I’ve recently been working on upgrading the stock Ubuntu cloud image(*) to meet the requirements for PCI DSS compliance – and a hugely non-obvious issue I ran into went as follows:
# passwd newuser passwd: Module is unknown passwd: password unchanged
It’s not uncommon, especially when using chroot() gaols, to find that “modern” systemd-equipped Linux distributions seem to get a bit possessive when it comes to mounting filesystems such as devtmpfs on /dev or tmpfs on /run, and when you want to remove the gaol this filesystems can show as still in use – although lsof/fuser -m output suggests that everything using root-dev and nothing respectively are actually using these mount-points.
HP Virtual Rooms supports Windows (primarily), Mac OS, and Linux.
Getting things working on Linux, however, takes a bit of elbow grease…
At work we have several Sony laptops and have recently upgraded to the latest Vodafone-branded Huawei 3G/HSDPA modems… and on all laptops we’ve experienced intermittent connectivity and constant errors.
Some of the guys at work have been reporting for several days that they haven’t been able to send email when working off-site and connecting to the internet by their Vodafone 3G dongles.
Specifically, Thunderbird was saying that it received an invalid server response of “421 too many connections”.
It looks as if the roadworks at the top-end of Milton Road are finally complete… the net result seeming to be that where previously there was a lane for traffic headed for Cowley Road, the Business Park, and the Park and Ride and a lane for heading into town, there is instead now but a single lane for all of this traffic. The dual-carriageway to the Science Park seems as unused as ever (I’ve never seen more than three vehicles between both lanes) – but now the queues down that single lane which carry all of the other traffic are enormous. By 10am each day, the queues go right back to the roundabout, so goodness only knows how bad it must be at 9am.
More to the point, it’s downright dangerous: this insane road layout encourages, almost ensures, that people will drive straight down the (empty) left-most Science Park lane, and then try to cut back into the traffic stream between two sets of lights. I guarantee that this will cause an accident sooner rather than later.
There’s a great website at Spatial Literacy where such things as the distribution of surnames or internet usage by postcode can be looked-up.
(And take a guess at how many people, out of an office of 11 working in the High-Tech industry, were able to spell this URL right first time…
… and guess how many different variations of the word “spatial” there were :))
Carole: “Those headphones can be a pain in the arse!”

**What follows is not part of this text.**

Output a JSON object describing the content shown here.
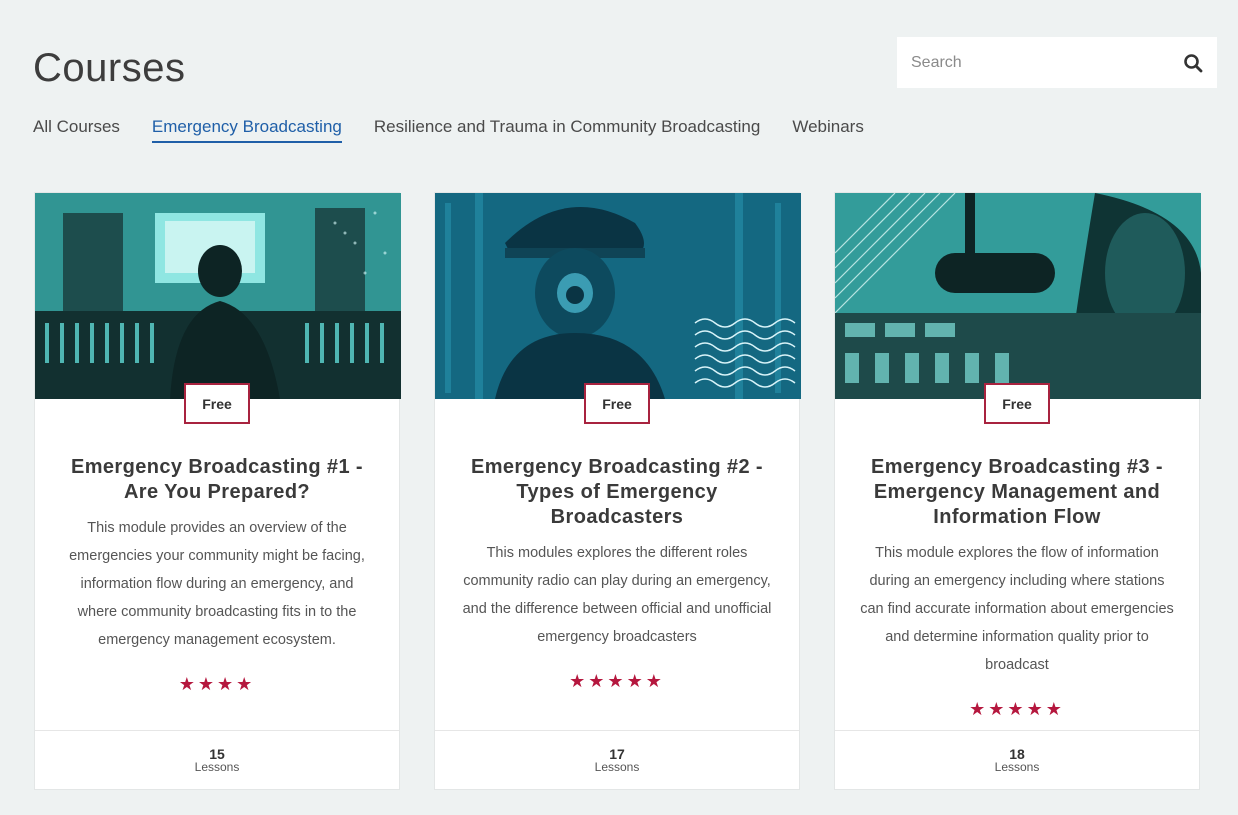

Richard: “If they’re a pain in the arse, Carole, you’re probably not wearing them in the right place”
Carole: “Glasses can be a pain in the arse too…”
Richard: “I refer you to my previous comment about headphones!“